Human pose estimation, 3D mesh registration and action recognition techniques have made significant progress during the last years. However, most existing datasets to evaluate them are inadequate for capturing the challenges of real-world scenarios. We introduce novel datasets and benchmarks, all publicly available for research purposes.
In [ ], we describe the datasets currently available for pose estimation and the performance of state-of-the-art methods on them. In [ ], we introduce a novel benchmark for pose estimation, "MPII Human Pose", that makes a significant advance with respect to previous work in terms of diversity and difficulty. It includes around 25000 images containing over 40000 people performing more than 400 different activities. We provide a rich set of labels including body joint positions, occlusion labels, and activity labels. Given these rich annotations we perform a detailed analysis of the leading human pose estimation approaches, gaining insights for the successes and failures of these methods.

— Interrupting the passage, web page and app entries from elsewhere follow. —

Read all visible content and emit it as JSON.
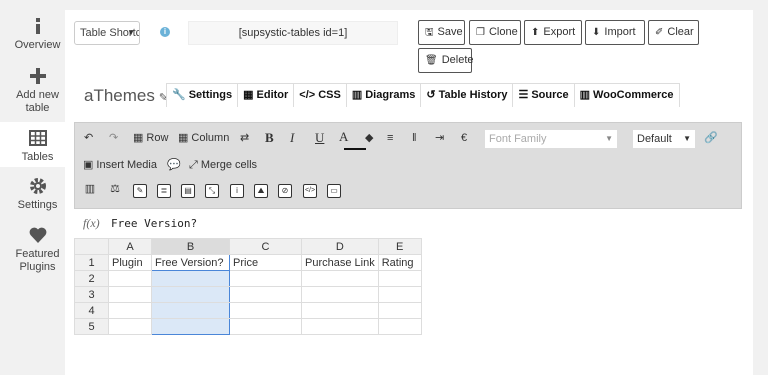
{
  "sidebar": {
    "items": [
      {
        "label": "Overview",
        "icon": "info-icon"
      },
      {
        "label": "Add new table",
        "icon": "plus-icon"
      },
      {
        "label": "Tables",
        "icon": "table-icon"
      },
      {
        "label": "Settings",
        "icon": "gear-icon"
      },
      {
        "label": "Featured Plugins",
        "icon": "heart-icon"
      }
    ]
  },
  "header": {
    "shortcode_select": "Table Shortcode",
    "shortcode_value": "[supsystic-tables id=1]",
    "buttons": {
      "save": "Save",
      "clone": "Clone",
      "export": "Export",
      "import": "Import",
      "clear": "Clear",
      "delete": "Delete"
    }
  },
  "table_title": "aThemes",
  "tabs": [
    "Settings",
    "Editor",
    "CSS",
    "Diagrams",
    "Table History",
    "Source",
    "WooCommerce"
  ],
  "toolbar": {
    "row": "Row",
    "column": "Column",
    "font_family_placeholder": "Font Family",
    "font_size": "Default",
    "insert_media": "Insert Media",
    "merge_cells": "Merge cells",
    "currency_symbol": "€"
  },
  "formula": {
    "label": "f(x)",
    "value": "Free Version?"
  },
  "grid": {
    "columns": [
      "A",
      "B",
      "C",
      "D",
      "E"
    ],
    "rows": [
      {
        "n": "1",
        "cells": [
          "Plugin",
          "Free Version?",
          "Price",
          "Purchase Link",
          "Rating"
        ]
      },
      {
        "n": "2",
        "cells": [
          "",
          "",
          "",
          "",
          ""
        ]
      },
      {
        "n": "3",
        "cells": [
          "",
          "",
          "",
          "",
          ""
        ]
      },
      {
        "n": "4",
        "cells": [
          "",
          "",
          "",
          "",
          ""
        ]
      },
      {
        "n": "5",
        "cells": [
          "",
          "",
          "",
          "",
          ""
        ]
      }
    ]
  },
  "colors": {
    "accent": "#4a86d8",
    "selection": "#dbe8f7",
    "info": "#6bb2d8"
  }
}
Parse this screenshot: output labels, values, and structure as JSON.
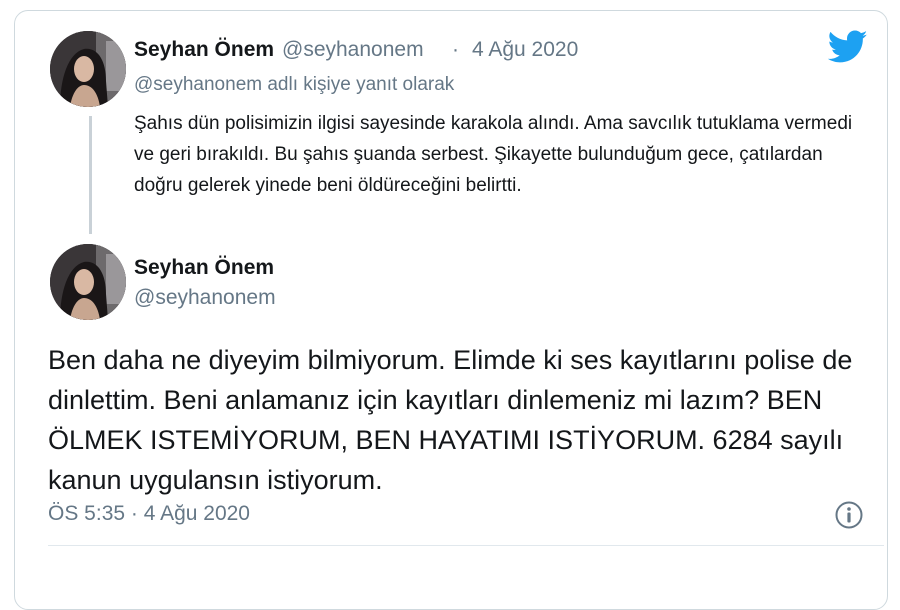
{
  "parent_tweet": {
    "author_name": "Seyhan Önem",
    "author_handle": "@seyhanonem",
    "separator": "·",
    "date": "4 Ağu 2020",
    "reply_context": "@seyhanonem adlı kişiye yanıt olarak",
    "text": "Şahıs dün polisimizin ilgisi sayesinde karakola alındı. Ama savcılık tutuklama vermedi ve geri bırakıldı. Bu şahıs şuanda serbest. Şikayette bulunduğum gece, çatılardan doğru gelerek yinede beni öldüreceğini belirtti."
  },
  "main_tweet": {
    "author_name": "Seyhan Önem",
    "author_handle": "@seyhanonem",
    "text": "Ben daha ne diyeyim bilmiyorum. Elimde ki ses kayıtlarını polise de dinlettim. Beni anlamanız için kayıtları dinlemeniz mi lazım? BEN ÖLMEK ISTEMİYORUM, BEN HAYATIMI ISTİYORUM. 6284 sayılı kanun uygulansın istiyorum.",
    "timestamp": "ÖS 5:35 · 4 Ağu 2020"
  },
  "icons": {
    "logo": "twitter-bird-icon",
    "info": "info-icon"
  },
  "colors": {
    "brand": "#1da1f2",
    "muted": "#657786",
    "text": "#14171a",
    "border": "#cfd9de"
  }
}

FAUST [ ] is the first dataset for 3D mesh registration providing both real data (300 human body scans of different people in a wide range of poses) and automatically computed ground-truth correspondences between them. We define a benchmark on FAUST, and find that current shape registration methods have trouble with this real-world data.
With the "Joints for the HMDB" dataset (J-HMDB) we focus on action recognition [ ]. We annotate complex videos using a 2D "puppet" body model to obtain "ground truth" joint locations as well as optical flow and segmentation. We evaluate current methods using this dataset by systematically replacing the input to various algorithms with ground truth. This enables us to discover what is important -- e.g., should we improve flow algorithms, or enable pose estimation? We find that high-level pose features greatly outperform low/mid level features; in particular, pose over time is critical. Our analysis and the J-HMDB dataset should facilitate a deeper understanding of action recognition algorithms.